Description of the task: Check each line of the entries below for the word "small", and copy out the ones that have it.

Working data:
++++
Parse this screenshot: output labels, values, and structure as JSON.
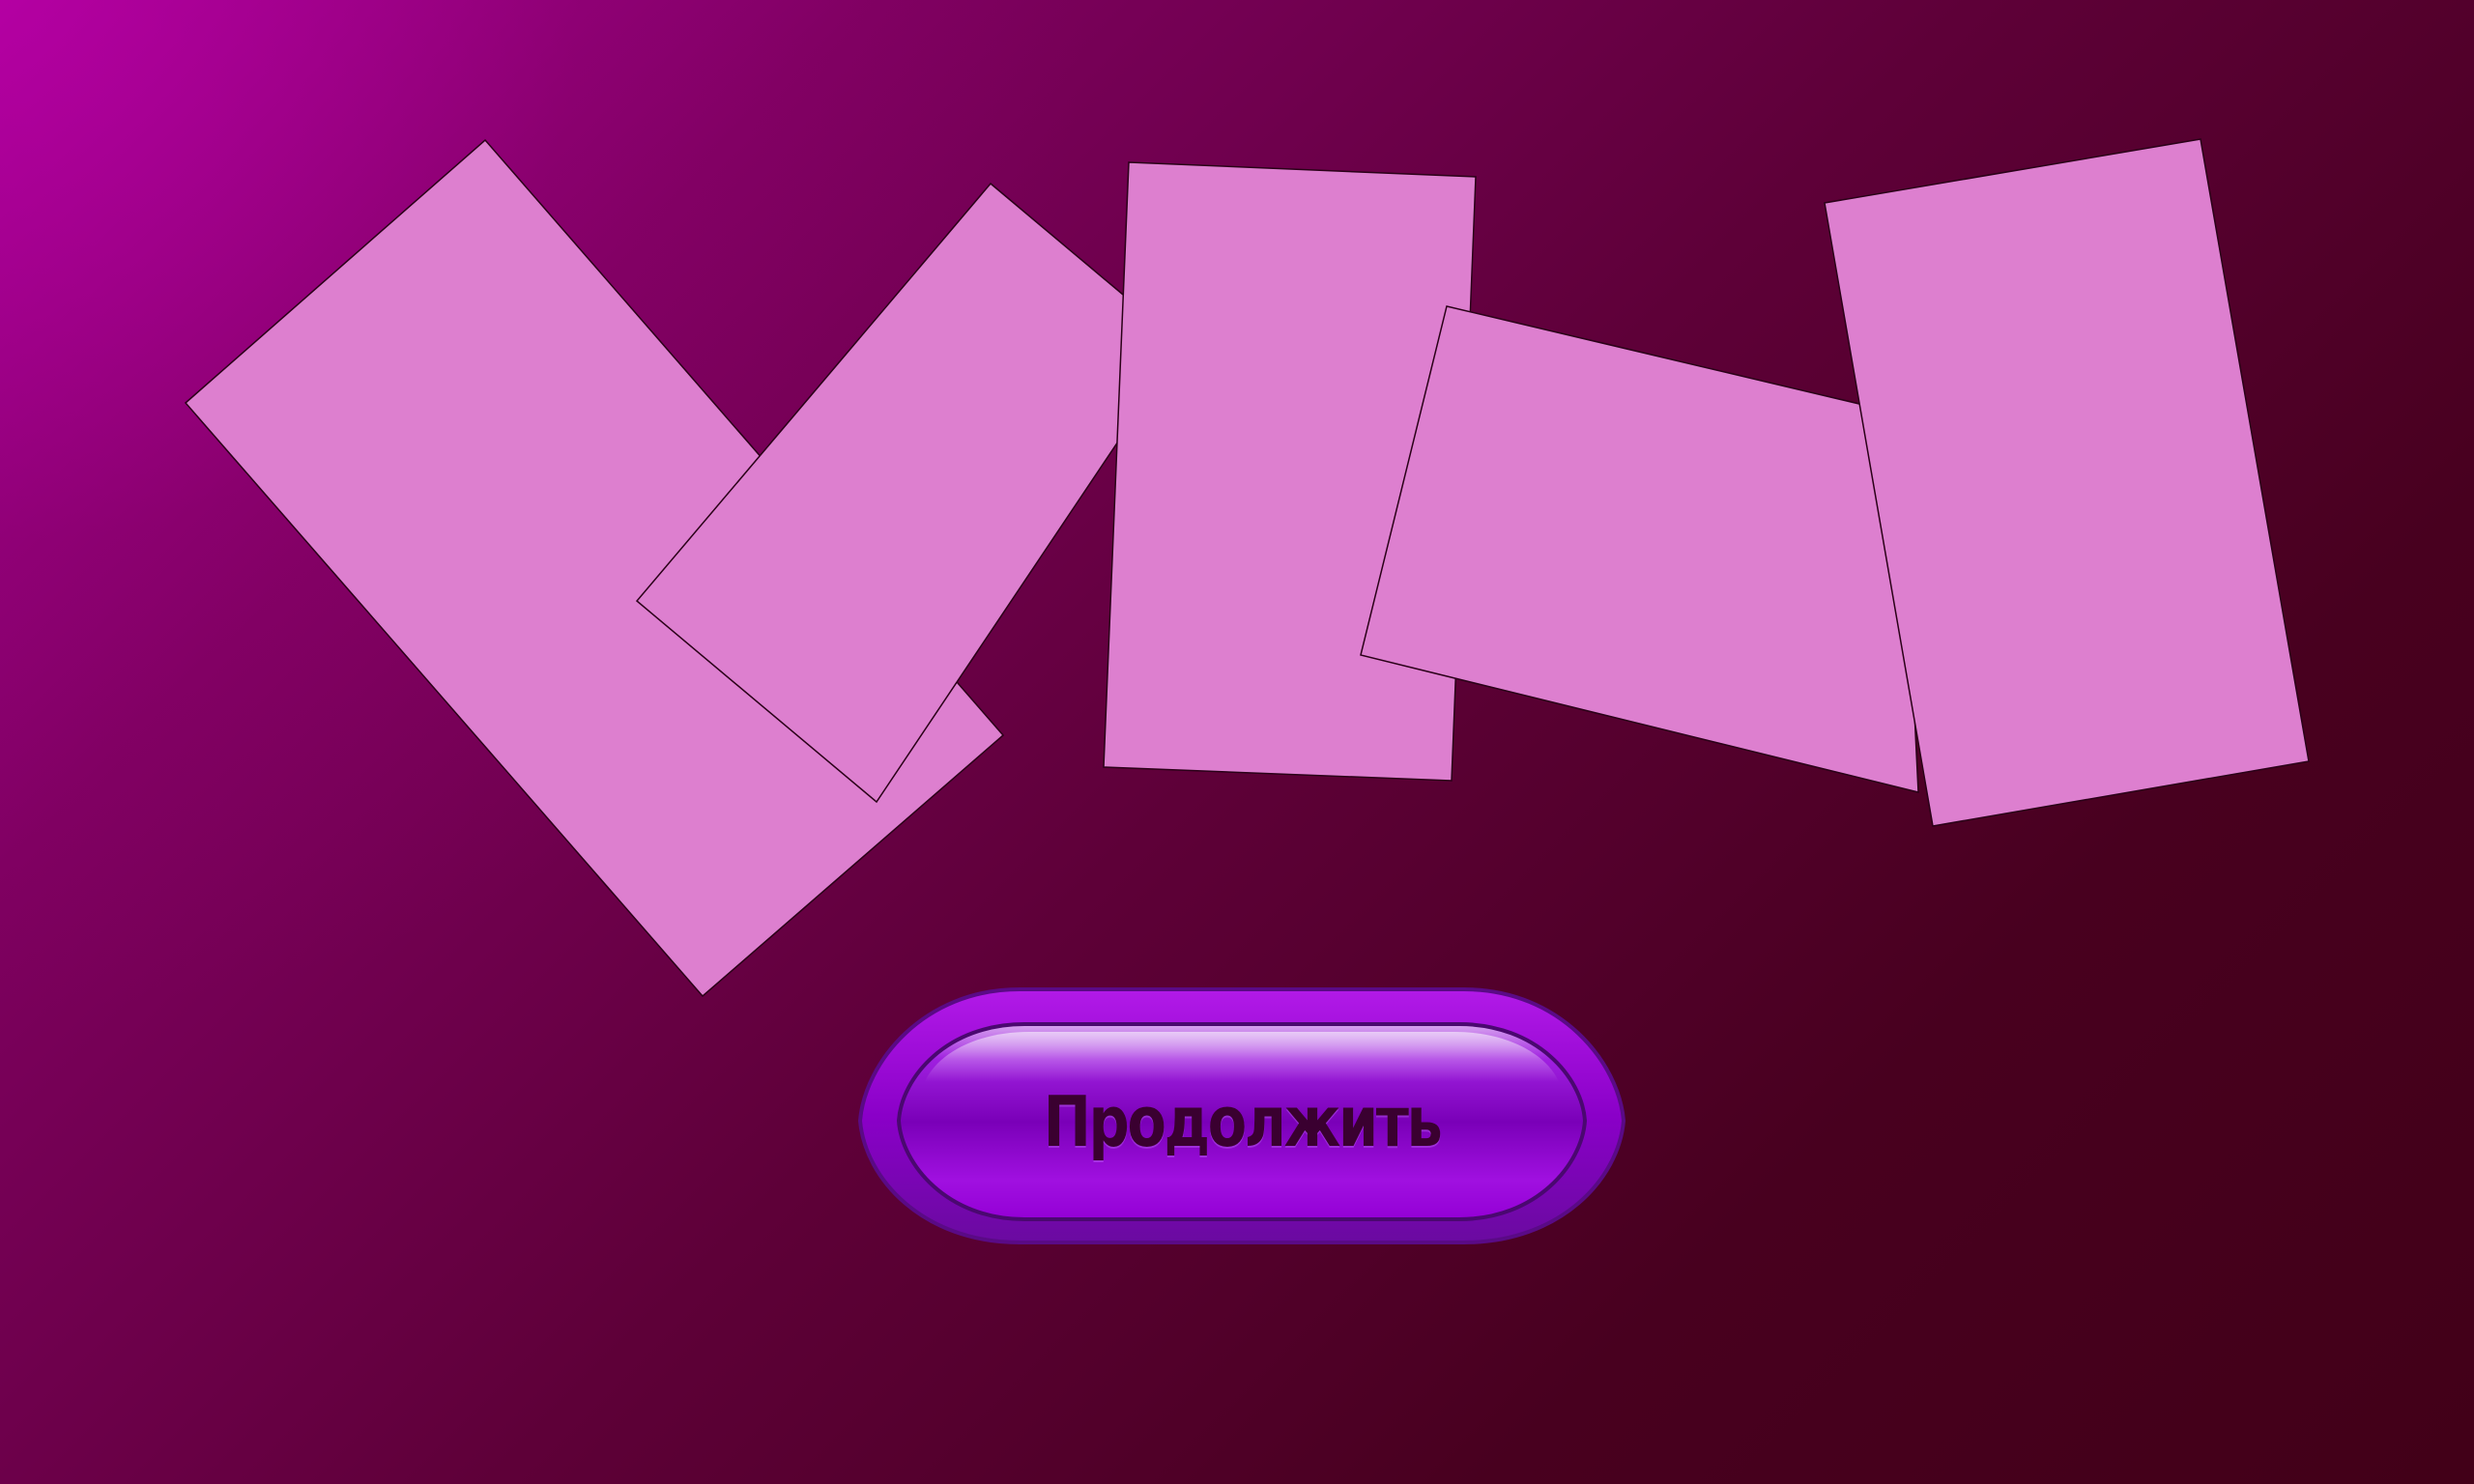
{
  "screen": {
    "background": {
      "top_left": "#a8009a",
      "bottom_right": "#420018"
    },
    "cards": [
      {
        "id": "card-1",
        "color": "#dd7fcf"
      },
      {
        "id": "card-2",
        "color": "#dd7fcf"
      },
      {
        "id": "card-3",
        "color": "#dd7fcf"
      },
      {
        "id": "card-4",
        "color": "#dd7fcf"
      },
      {
        "id": "card-5",
        "color": "#dd7fcf"
      }
    ],
    "continue_button": {
      "label": "Продолжить",
      "color": "#9a00d8",
      "text_color": "#3a0030"
    }
  }
}
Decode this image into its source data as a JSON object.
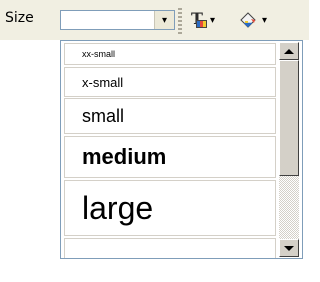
{
  "toolbar": {
    "size_label": "Size",
    "size_value": "",
    "dropdown_arrow": "▾",
    "text_color_icon": "text-color-icon",
    "text_color_letter": "T",
    "bg_color_icon": "background-color-icon"
  },
  "dropdown": {
    "items": [
      {
        "label": "xx-small",
        "font_size": "xx-small"
      },
      {
        "label": "x-small",
        "font_size": "x-small"
      },
      {
        "label": "small",
        "font_size": "small"
      },
      {
        "label": "medium",
        "font_size": "medium"
      },
      {
        "label": "large",
        "font_size": "large"
      },
      {
        "label": "",
        "font_size": "x-large"
      }
    ]
  },
  "colors": {
    "toolbar_bg": "#f1efe2",
    "border": "#7f9db9",
    "item_border": "#d4d0c8"
  }
}
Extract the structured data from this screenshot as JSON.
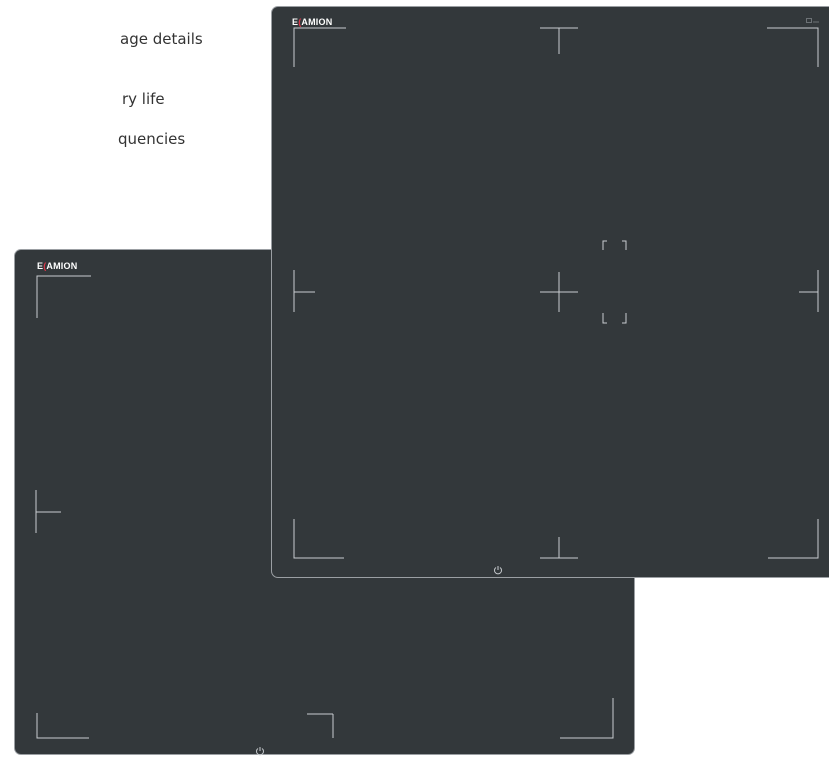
{
  "feature_text": {
    "line1": "age details",
    "line2": "ry life",
    "line3": "quencies"
  },
  "back_panel": {
    "logo_prefix": "E",
    "logo_mark": "(",
    "logo_suffix": "AMION",
    "power_icon": "power-icon"
  },
  "front_panel": {
    "logo_prefix": "E",
    "logo_mark": "(",
    "logo_suffix": "AMION",
    "power_icon": "power-icon",
    "indicator_icon": "status-indicator-icon"
  },
  "colors": {
    "panel": "#33383b",
    "guide_lines": "#c9cdd0",
    "brand_accent": "#d9374a",
    "panel_border": "#9b9fa3"
  }
}
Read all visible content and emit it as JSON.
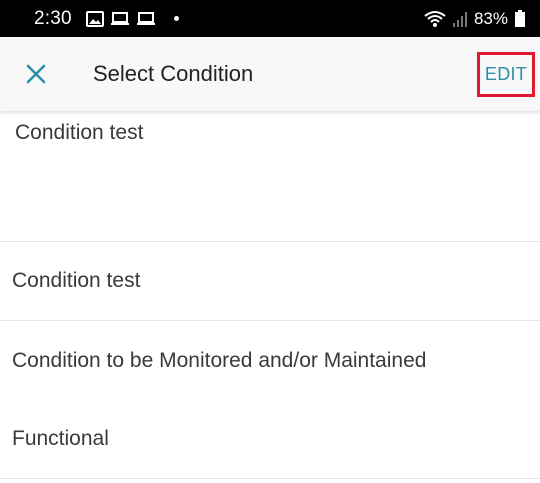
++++
Result of this exercise:
        "label": "xx-small",
        "font_size": "xx-small"
        "label": "x-small",
        "font_size": "x-small"
        "label": "small",
        "font_size": "small"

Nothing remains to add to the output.